My rating: 5 of 5 stars
Ghost of the Innocent Man: A True Story of Trial and Redemption by Benjamin Rachlin is a 2017 Little, Brown and Co. Publication.
"Our dangers do not lie in too little tenderness to the accused. Our procedure has been always haunted by the ghost of the Innocent man convicted. It is an unreal dream.”
This is an astounding nonfiction accounting of a Willie J. Grimes’ wrongful conviction in 1988, the beginning of ‘The Innocence Project’, and the long, hard fought battle to free an innocent man of a crime he did not commit.
As we know, our perceptions and trust in our judicial – law and order – system has changed drastically over the past several decades. With DNA evidence exonerating so many wrongfully convicted people, the system has come under even closer scrutiny, to the point where even hardcore believers in capital punishment no longer advocate for it, not because they stopped believing in the death sentence, but because they are worried to death that an innocent person might die for a crime they didn’t commit.
While, a good majority of those sitting in prisons
While all of these cases are absolutely heartbreaking, the case of Willie Grimes is especially hard to take. Willie worked two jobs and was in a stable relationship. But, when an elderly woman was raped, Willie was
Willie did what he could to fight his conviction, even while he suffered though horrible depression and illness.
The one bright spot for Willie and others in his position was the interest and involvement of Chris Mumma, who picked up his file.
Willie with his attorneys- featuring Chris Mumma
The road was long, filled with disappointments and setbacks, but after twenty-four years in prison, Willie was finally exonerated.
This book highlights the ways wrongful convictions can occur, with law enforcement not following up, ignoring facts, creating evidence, coupled with eyewitness mistakes, in regards to identification, or with the defendant having limited legal recourse.
In the hurry to close cases, a multitude of mistake can happen, investigations are lazy/ dirty/messy- or alternative suspects are not pursued. It is a travesty. Not only do the innocent lose years of their lives they will never be able to get back or do over, but justice is not being served.
How many other women were raped because the wrong guy was convicted? How many people are walking around free as a bird, after having committed a crime, while someone else is languishing in prison or worse- on death row?
This is a very thought-provoking book, which is extremely well written and organized. It stays on topic without straying off course or going on long diatribes or preachy soap box sermons. The author keeps the book pretty much about Willie Grimes and his life in prison, how he coped, how he fought, and about Chris Mumma and the Innocence Project who noticed all the discrepancies in Willie’s case and worked to bring his plight back into the court system. Once someone is behind bars, it is very, very difficult to get a conviction overturned or get a new trial, even when there is overwhelming evidence of innocence.

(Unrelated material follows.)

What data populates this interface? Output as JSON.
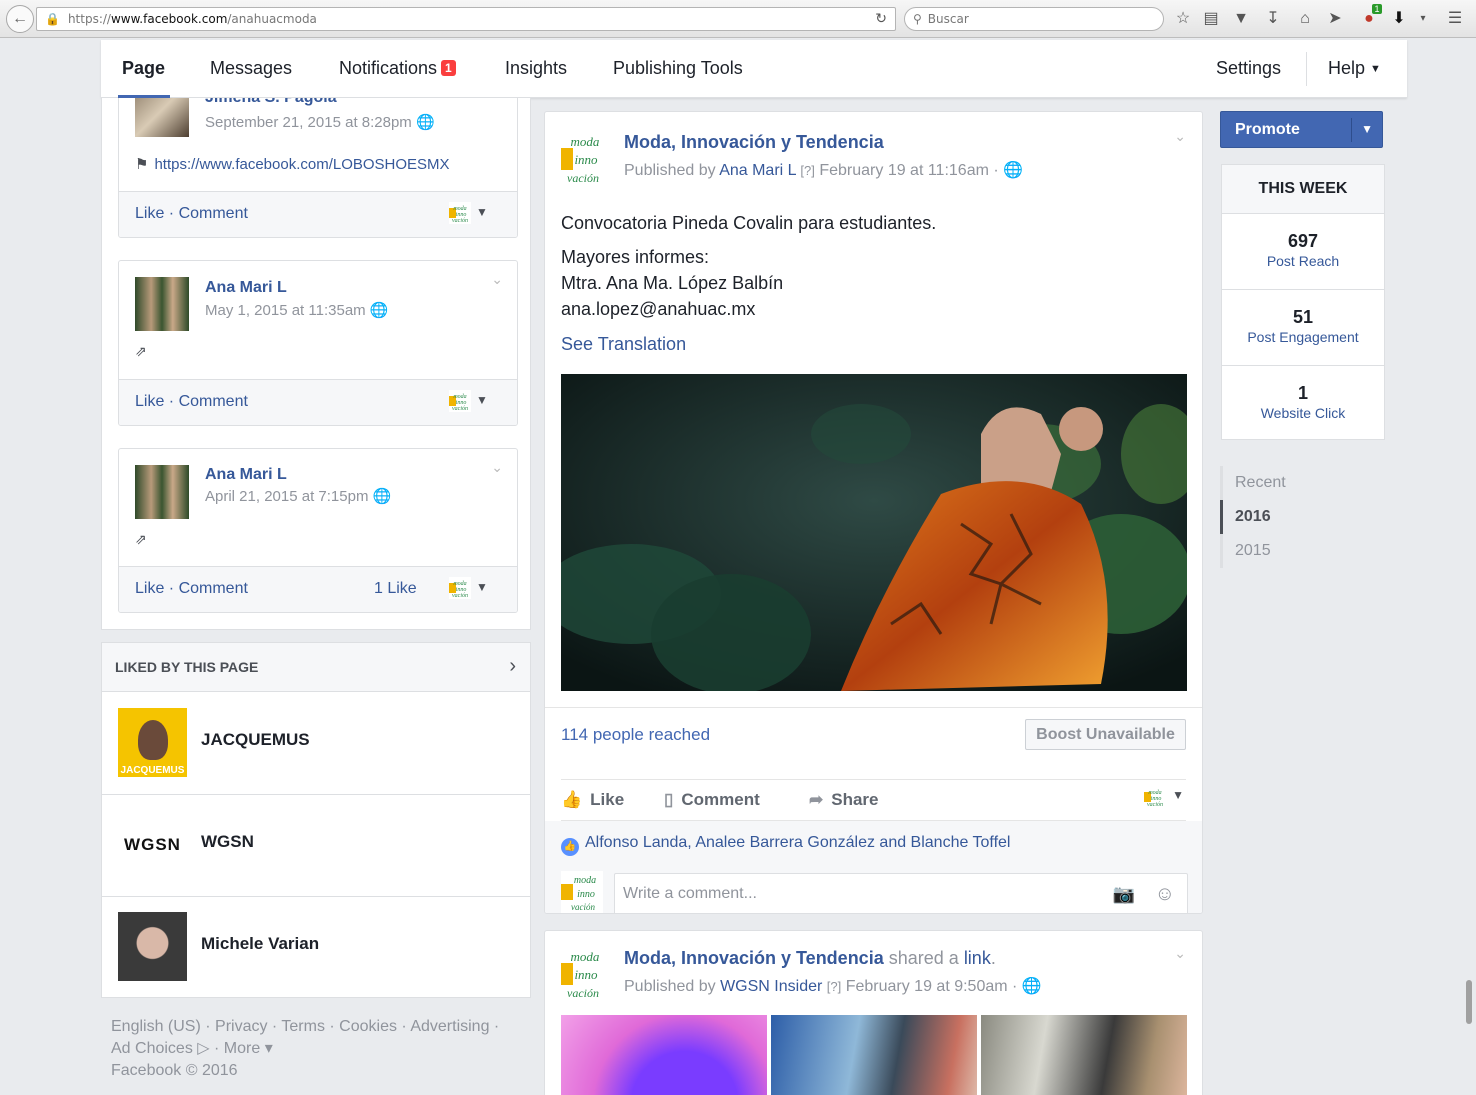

Thankfully, in Willie’s case, everyone’s hard work paid off and he managed to get his moment of redemption.
Willie’s story angered me, frustrated me, and it was certainly a depressing and gloomy journey, but at the same time, I was buoyed by time and energy people put in to see that Willie’s case was finally heard.
Overall, this book is an important book, one of justice denied and justice found. There are thousands of people in prison for crimes they did not commit. It is as important as ever to prevent anyone from spending a day behind bars for a crime they are innocent of, and to incarcerate those who are guilty of those crimes, which makes organizations like The Innocence Project necessary.
ABOUT THE AUTHOR:
Benjamin Rachlin grew up in New Hampshire. He studied English at Bowdoin College, where he won the Sinkinson Prize, and writing at the University of North Carolina Wilmington, where he won Schwartz and Brauer fellowships. His work has appeared in The New York Times Magazine, TIME, and the Virginia Quarterly Review. He lives near Boston.